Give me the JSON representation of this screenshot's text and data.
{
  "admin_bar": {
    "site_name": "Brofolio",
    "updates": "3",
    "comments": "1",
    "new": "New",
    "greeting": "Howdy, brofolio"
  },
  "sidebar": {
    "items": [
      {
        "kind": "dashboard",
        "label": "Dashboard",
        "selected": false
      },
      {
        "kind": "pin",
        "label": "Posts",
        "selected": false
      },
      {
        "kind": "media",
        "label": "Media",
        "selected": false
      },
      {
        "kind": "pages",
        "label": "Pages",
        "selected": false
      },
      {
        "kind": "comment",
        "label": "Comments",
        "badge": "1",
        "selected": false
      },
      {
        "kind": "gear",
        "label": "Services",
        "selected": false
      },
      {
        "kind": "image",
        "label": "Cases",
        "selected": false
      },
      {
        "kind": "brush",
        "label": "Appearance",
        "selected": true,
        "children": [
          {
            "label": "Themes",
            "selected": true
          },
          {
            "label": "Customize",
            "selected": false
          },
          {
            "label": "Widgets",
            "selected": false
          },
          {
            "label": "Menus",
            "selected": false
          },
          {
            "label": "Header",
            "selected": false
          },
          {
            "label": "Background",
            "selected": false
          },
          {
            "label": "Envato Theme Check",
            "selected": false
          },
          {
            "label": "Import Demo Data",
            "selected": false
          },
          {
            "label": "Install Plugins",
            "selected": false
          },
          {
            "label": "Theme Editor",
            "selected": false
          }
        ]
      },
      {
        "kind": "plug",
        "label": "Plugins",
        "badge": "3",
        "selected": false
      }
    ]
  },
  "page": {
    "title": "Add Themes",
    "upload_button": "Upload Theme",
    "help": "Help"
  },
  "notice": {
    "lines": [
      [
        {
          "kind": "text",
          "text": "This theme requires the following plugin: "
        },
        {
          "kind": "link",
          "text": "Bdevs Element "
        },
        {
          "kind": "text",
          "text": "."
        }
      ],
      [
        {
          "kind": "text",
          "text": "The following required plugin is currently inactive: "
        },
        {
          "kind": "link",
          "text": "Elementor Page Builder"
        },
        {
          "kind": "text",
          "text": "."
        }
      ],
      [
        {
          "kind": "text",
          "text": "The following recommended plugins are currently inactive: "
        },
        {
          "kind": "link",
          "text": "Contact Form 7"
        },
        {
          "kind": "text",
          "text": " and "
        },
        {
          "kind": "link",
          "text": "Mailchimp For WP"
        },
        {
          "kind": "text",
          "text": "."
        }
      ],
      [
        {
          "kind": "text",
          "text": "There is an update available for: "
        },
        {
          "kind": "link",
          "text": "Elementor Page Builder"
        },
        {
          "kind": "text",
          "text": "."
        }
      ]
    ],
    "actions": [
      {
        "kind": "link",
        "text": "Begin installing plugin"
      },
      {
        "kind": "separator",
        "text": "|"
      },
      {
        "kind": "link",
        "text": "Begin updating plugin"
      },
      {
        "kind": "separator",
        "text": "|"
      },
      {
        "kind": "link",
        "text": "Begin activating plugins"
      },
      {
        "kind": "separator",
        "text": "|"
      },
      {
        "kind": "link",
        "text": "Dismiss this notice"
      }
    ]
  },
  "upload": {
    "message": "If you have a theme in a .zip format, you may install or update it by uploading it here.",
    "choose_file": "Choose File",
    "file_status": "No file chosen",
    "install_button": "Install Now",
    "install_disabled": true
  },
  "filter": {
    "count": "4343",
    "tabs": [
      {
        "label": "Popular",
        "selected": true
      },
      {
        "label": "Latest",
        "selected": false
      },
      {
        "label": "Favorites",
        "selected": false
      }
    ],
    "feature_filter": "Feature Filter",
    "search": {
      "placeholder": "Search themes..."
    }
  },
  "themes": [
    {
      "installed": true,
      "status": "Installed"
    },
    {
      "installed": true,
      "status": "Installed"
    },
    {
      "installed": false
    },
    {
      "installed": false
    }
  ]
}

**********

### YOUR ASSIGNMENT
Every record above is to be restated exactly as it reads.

### SOLUTION TO THIS PROBLEM
Give me the JSON representation of this screenshot's text and data.
{
  "admin_bar": {
    "site_name": "Brofolio",
    "updates": "3",
    "comments": "1",
    "new": "New",
    "greeting": "Howdy, brofolio"
  },
  "sidebar": {
    "items": [
      {
        "kind": "dashboard",
        "label": "Dashboard",
        "selected": false
      },
      {
        "kind": "pin",
        "label": "Posts",
        "selected": false
      },
      {
        "kind": "media",
        "label": "Media",
        "selected": false
      },
      {
        "kind": "pages",
        "label": "Pages",
        "selected": false
      },
      {
        "kind": "comment",
        "label": "Comments",
        "badge": "1",
        "selected": false
      },
      {
        "kind": "gear",
        "label": "Services",
        "selected": false
      },
      {
        "kind": "image",
        "label": "Cases",
        "selected": false
      },
      {
        "kind": "brush",
        "label": "Appearance",
        "selected": true,
        "children": [
          {
            "label": "Themes",
            "selected": true
          },
          {
            "label": "Customize",
            "selected": false
          },
          {
            "label": "Widgets",
            "selected": false
          },
          {
            "label": "Menus",
            "selected": false
          },
          {
            "label": "Header",
            "selected": false
          },
          {
            "label": "Background",
            "selected": false
          },
          {
            "label": "Envato Theme Check",
            "selected": false
          },
          {
            "label": "Import Demo Data",
            "selected": false
          },
          {
            "label": "Install Plugins",
            "selected": false
          },
          {
            "label": "Theme Editor",
            "selected": false
          }
        ]
      },
      {
        "kind": "plug",
        "label": "Plugins",
        "badge": "3",
        "selected": false
      }
    ]
  },
  "page": {
    "title": "Add Themes",
    "upload_button": "Upload Theme",
    "help": "Help"
  },
  "notice": {
    "lines": [
      [
        {
          "kind": "text",
          "text": "This theme requires the following plugin: "
        },
        {
          "kind": "link",
          "text": "Bdevs Element "
        },
        {
          "kind": "text",
          "text": "."
        }
      ],
      [
        {
          "kind": "text",
          "text": "The following required plugin is currently inactive: "
        },
        {
          "kind": "link",
          "text": "Elementor Page Builder"
        },
        {
          "kind": "text",
          "text": "."
        }
      ],
      [
        {
          "kind": "text",
          "text": "The following recommended plugins are currently inactive: "
        },
        {
          "kind": "link",
          "text": "Contact Form 7"
        },
        {
          "kind": "text",
          "text": " and "
        },
        {
          "kind": "link",
          "text": "Mailchimp For WP"
        },
        {
          "kind": "text",
          "text": "."
        }
      ],
      [
        {
          "kind": "text",
          "text": "There is an update available for: "
        },
        {
          "kind": "link",
          "text": "Elementor Page Builder"
        },
        {
          "kind": "text",
          "text": "."
        }
      ]
    ],
    "actions": [
      {
        "kind": "link",
        "text": "Begin installing plugin"
      },
      {
        "kind": "separator",
        "text": "|"
      },
      {
        "kind": "link",
        "text": "Begin updating plugin"
      },
      {
        "kind": "separator",
        "text": "|"
      },
      {
        "kind": "link",
        "text": "Begin activating plugins"
      },
      {
        "kind": "separator",
        "text": "|"
      },
      {
        "kind": "link",
        "text": "Dismiss this notice"
      }
    ]
  },
  "upload": {
    "message": "If you have a theme in a .zip format, you may install or update it by uploading it here.",
    "choose_file": "Choose File",
    "file_status": "No file chosen",
    "install_button": "Install Now",
    "install_disabled": true
  },
  "filter": {
    "count": "4343",
    "tabs": [
      {
        "label": "Popular",
        "selected": true
      },
      {
        "label": "Latest",
        "selected": false
      },
      {
        "label": "Favorites",
        "selected": false
      }
    ],
    "feature_filter": "Feature Filter",
    "search": {
      "placeholder": "Search themes..."
    }
  },
  "themes": [
    {
      "installed": true,
      "status": "Installed"
    },
    {
      "installed": true,
      "status": "Installed"
    },
    {
      "installed": false
    },
    {
      "installed": false
    }
  ]
}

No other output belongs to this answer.